The main drawback for local films is the lack or even absence of good screenplays. The screenplay can make or break a movie. Many people believe that writing a screenplay is all they need even though they are imitative (trying to follow Hollywood formulas) and lack the qualities of a good screenplay. They are like bad theatre scripts, believing that a script full of words is all one needs. It takes a great deal of imagination and thought to tell stories without words. This is a major problem due to lack of training and experience. With many more years of experience maybe it will improve.

FILMCO: What is the best advice you’ve been given on filmmaking that you would give to others and in particular to aspiring documentary filmmakers?
CL: Try to work with passion and subjects that interest you rather than going for the sensation. Training and experience are vital. Start your experience on short form films before long form and feature length. Many local documentary films are filmicly illiterate and have little respect for the subjects. If your film would not be missed , or add to the knowledge of the world if never made, then it should never be made.

From my point of view, any documentary maker who starts and ends with the same script, shows little interest in the subject, has not done the work as documentarist but aims at showing off the filmmaker.
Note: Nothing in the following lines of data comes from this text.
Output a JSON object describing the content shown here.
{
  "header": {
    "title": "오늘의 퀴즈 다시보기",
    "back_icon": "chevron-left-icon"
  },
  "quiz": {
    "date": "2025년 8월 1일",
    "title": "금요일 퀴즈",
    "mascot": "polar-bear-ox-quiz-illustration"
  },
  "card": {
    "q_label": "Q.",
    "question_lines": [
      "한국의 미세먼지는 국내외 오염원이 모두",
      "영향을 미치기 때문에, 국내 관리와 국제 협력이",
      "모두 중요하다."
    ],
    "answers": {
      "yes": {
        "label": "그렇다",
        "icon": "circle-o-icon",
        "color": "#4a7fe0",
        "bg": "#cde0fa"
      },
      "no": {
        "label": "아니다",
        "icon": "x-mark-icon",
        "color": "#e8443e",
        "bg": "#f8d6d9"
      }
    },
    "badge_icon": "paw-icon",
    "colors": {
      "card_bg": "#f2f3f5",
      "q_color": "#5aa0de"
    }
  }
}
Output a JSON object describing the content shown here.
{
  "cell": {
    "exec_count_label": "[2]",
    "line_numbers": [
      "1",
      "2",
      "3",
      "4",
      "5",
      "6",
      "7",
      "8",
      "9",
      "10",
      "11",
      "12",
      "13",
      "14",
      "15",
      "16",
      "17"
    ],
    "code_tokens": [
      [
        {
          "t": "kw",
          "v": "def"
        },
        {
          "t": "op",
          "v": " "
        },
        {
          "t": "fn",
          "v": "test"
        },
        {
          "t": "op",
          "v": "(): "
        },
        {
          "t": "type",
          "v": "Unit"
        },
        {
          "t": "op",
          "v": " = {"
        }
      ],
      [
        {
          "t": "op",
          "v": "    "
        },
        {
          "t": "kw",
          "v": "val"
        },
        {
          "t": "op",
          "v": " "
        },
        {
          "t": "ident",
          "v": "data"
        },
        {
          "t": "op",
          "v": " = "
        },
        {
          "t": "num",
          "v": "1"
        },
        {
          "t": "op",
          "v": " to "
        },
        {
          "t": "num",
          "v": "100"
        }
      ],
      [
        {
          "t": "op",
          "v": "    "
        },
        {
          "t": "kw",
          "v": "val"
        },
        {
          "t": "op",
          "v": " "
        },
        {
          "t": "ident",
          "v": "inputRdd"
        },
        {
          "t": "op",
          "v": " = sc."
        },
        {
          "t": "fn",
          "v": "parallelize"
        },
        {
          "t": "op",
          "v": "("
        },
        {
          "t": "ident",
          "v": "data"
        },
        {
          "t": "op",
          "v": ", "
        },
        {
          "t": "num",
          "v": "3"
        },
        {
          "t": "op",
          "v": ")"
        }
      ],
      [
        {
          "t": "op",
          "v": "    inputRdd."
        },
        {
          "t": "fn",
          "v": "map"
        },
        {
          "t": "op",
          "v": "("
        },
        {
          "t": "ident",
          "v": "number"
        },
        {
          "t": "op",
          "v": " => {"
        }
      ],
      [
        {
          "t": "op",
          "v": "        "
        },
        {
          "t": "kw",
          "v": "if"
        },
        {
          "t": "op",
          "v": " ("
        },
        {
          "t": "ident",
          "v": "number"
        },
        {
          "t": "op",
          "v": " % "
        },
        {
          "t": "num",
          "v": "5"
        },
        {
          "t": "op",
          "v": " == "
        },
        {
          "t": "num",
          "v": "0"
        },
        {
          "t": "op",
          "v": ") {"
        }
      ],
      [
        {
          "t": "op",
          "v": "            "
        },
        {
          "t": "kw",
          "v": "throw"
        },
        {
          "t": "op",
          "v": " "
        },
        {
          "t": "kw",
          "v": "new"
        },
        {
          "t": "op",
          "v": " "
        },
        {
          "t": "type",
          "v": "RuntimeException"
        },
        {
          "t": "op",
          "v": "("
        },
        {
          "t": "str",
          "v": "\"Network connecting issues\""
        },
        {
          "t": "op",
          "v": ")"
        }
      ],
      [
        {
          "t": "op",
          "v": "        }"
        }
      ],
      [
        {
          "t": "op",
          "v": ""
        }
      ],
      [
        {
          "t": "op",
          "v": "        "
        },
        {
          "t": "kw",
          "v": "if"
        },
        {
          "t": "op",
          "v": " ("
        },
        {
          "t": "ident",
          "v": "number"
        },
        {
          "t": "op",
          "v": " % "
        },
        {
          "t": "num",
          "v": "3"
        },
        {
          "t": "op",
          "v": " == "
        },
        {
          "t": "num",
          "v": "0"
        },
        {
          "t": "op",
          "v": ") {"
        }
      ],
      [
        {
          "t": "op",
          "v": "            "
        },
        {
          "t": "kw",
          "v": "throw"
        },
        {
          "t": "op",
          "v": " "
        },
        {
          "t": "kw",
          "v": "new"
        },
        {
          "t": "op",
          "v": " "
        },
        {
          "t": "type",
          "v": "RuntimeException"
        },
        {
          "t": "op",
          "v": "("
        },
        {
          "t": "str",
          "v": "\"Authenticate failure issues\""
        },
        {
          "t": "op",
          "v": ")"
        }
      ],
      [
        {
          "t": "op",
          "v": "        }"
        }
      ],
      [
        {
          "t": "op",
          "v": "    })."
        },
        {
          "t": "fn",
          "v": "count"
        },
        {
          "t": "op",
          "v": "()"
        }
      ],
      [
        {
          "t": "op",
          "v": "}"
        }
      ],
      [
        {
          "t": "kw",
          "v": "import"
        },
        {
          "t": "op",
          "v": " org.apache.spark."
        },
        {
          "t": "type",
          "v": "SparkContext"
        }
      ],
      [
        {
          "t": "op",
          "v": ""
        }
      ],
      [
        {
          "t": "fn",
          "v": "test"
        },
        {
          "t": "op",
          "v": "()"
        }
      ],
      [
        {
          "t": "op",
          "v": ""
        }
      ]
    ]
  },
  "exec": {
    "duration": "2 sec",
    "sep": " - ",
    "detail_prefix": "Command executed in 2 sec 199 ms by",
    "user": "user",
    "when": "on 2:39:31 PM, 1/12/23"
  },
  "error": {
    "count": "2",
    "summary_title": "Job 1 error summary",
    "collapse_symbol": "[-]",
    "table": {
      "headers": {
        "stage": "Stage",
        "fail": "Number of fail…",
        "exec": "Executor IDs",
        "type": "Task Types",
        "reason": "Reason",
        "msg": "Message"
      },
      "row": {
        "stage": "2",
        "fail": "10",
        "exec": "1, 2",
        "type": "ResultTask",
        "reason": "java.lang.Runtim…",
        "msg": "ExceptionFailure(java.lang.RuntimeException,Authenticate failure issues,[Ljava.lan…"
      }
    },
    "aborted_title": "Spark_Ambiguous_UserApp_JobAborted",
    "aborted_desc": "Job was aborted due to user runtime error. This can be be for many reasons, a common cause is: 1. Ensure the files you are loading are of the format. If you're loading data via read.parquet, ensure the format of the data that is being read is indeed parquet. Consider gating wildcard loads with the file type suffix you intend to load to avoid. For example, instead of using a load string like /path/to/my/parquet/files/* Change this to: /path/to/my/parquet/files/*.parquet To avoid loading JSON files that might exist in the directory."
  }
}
Documentaries should be voyages of discovery both for the filmmaker and the audience.